Veterans with PTSD are in a difficult position as the Veterans Administration denounces patients using marijuana to deal with health issues.
A Washington Post interview with two veterans cite the man claiming the VA thinks “you are doing something bad” when veterans turn from pharmaceuticals to marijuana.
However, Joshua James Frey went so far as to say that without it he’d be dead. He’s a Marine Corps combat veteran of the Third Battalion, First Marine Regiment, who earned the Purple Heart when he was wounded during a tour in Iraq. He was shot twice in 2004, once from a rocket-propelled grenade and again a month later in his right shoulder. The wound that nearly cost him his life.
During an American Legion press conference last week, Frey joined with the mother of another veteran who believes that her son would have been saved if he was using marijuana. The American Legion has produced pages of study and testimony on the successes of marijuana usage to help shell-shocked veterans desperate for help.
Boone Cutler, a medically retired Army veteran, who stayed “on the drugs” for two years. He called the pharmaceutical regimine the “combat cocktail” that turned him into a “zombie.” He explained, “you are nothing.”
Janos “Johnny” Lutz’s suicide was after suffering from survivor’s guilt and depression when 14 of his fellow soldiers were killed in 2009 during Operation Khanjar in Helmand Province. His mother, Janine Lutz, partly blames the pharmaceutical industry after her son was diagnosed with severe PTSD and a brain injury. He was prescribed two dozen drugs including Klonopin. He took the drug in June 2010 and “within a week, Johnny attempted suicide,” she said.
Do not give Mr. Lutz Klonopin” was noted on his hospital charts, but the former soldier was never told the drug was responsible for his reaction. He thought that he was responsible for the suicidal thoughts and feelings, “not knowing that it was the medication that was messing with his mind,” his mother said. Three months later he was given the drug again and once again attempted suicide.
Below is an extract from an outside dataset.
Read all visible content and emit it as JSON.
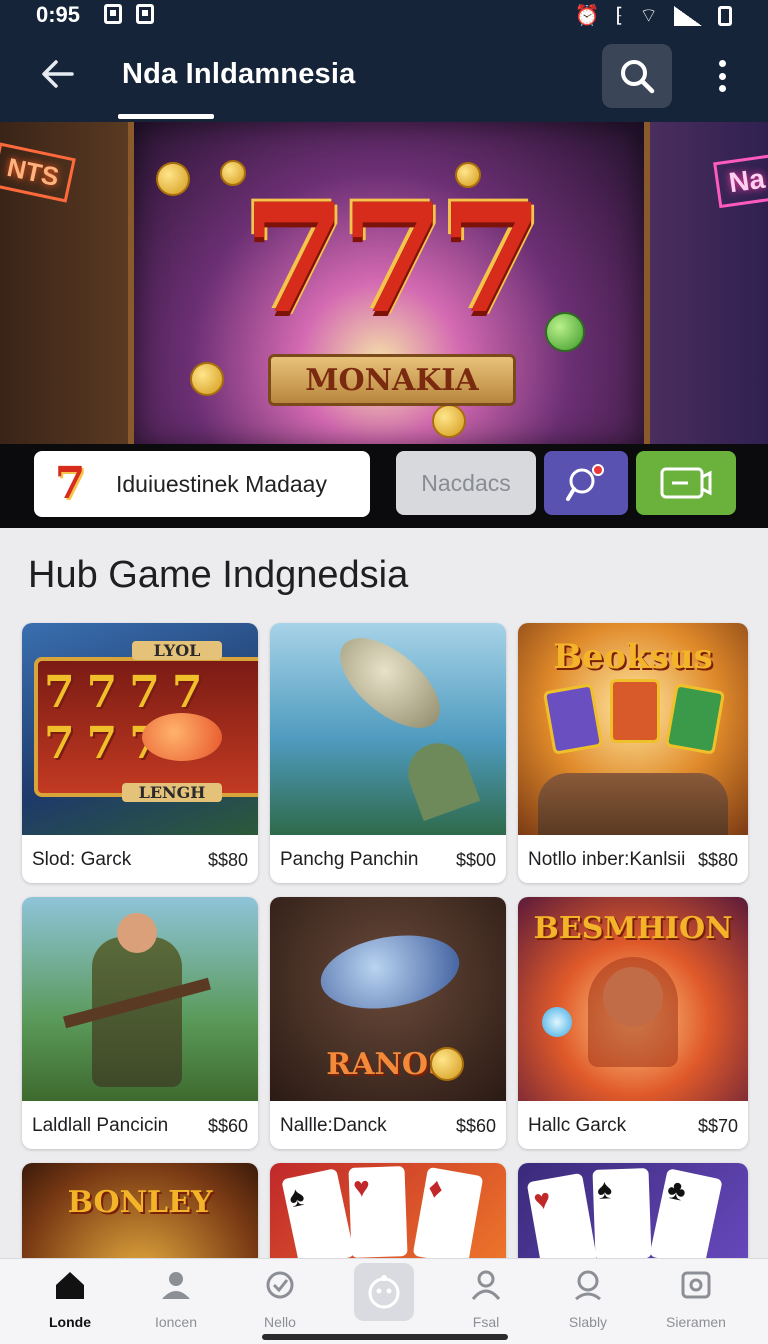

The same happened again in 2012, but this time Johnny was successful, overdosing on prescribed drugs.
“It is our hope that the story of my son, who was lost because of prescribed pharmaceuticals will open your hearts and minds to research, cannabis,” Lutz said, trying not to cry. She went on to call it “the most safe and effective treatment for our veterans today.”
“I think my son would be here today,” she said, if medical marijuana was available for veterans.
Frey agrees, saying that he has been “quiet” about his medical marijuana use, but attributes it to his ability to live a normal life after combat.
“I wouldn’t be here today. I wouldn’t have kids today. I wouldn’t have a beautiful wife I’ve been married to for 13 years now,” he explained.
“I feel like I did before the war (in Iraq) mentally and … know this could help not just the veterans struggling, but it could help anyone struggling with addiction and PTSD (post traumatic stress disorder). It’s time we all stand as one voice and truly move forward with real hard-lined research and move forward with real compassionate care,” Frey continued.
While 29 states, and Washington, D.C. in the U.S. allow medical marijuana, because the Veterans Administration is governed by federal laws, it can’t recommend, prescribe or pay for marijuana prescriptions for desperate veterans. Use and possession of cannabis is also prohibited at all VA medical centers, the VA’s website details.
Dr. Katherine Mitchell in Phoenix explained that she “was not officially allowed to discuss the subject.”
“Whether the establishment wants to recognize it or not, because marijuana use has moved into the mainstream, health-care providers have an ethical obligation to help our patients understand the potential positive and negative impacts marijuana could have on their health,” she went on.
Frey wants to “stop the madness,” hoping that events last the one last week can show lawmakers why the war on drugs should exempt marijuana and acknowledge it helps people overcome pain, PTSD and addiction.
“We need to get this stuff on the books. … It could help a lot of vets,” he said.
Watch the full press conference below: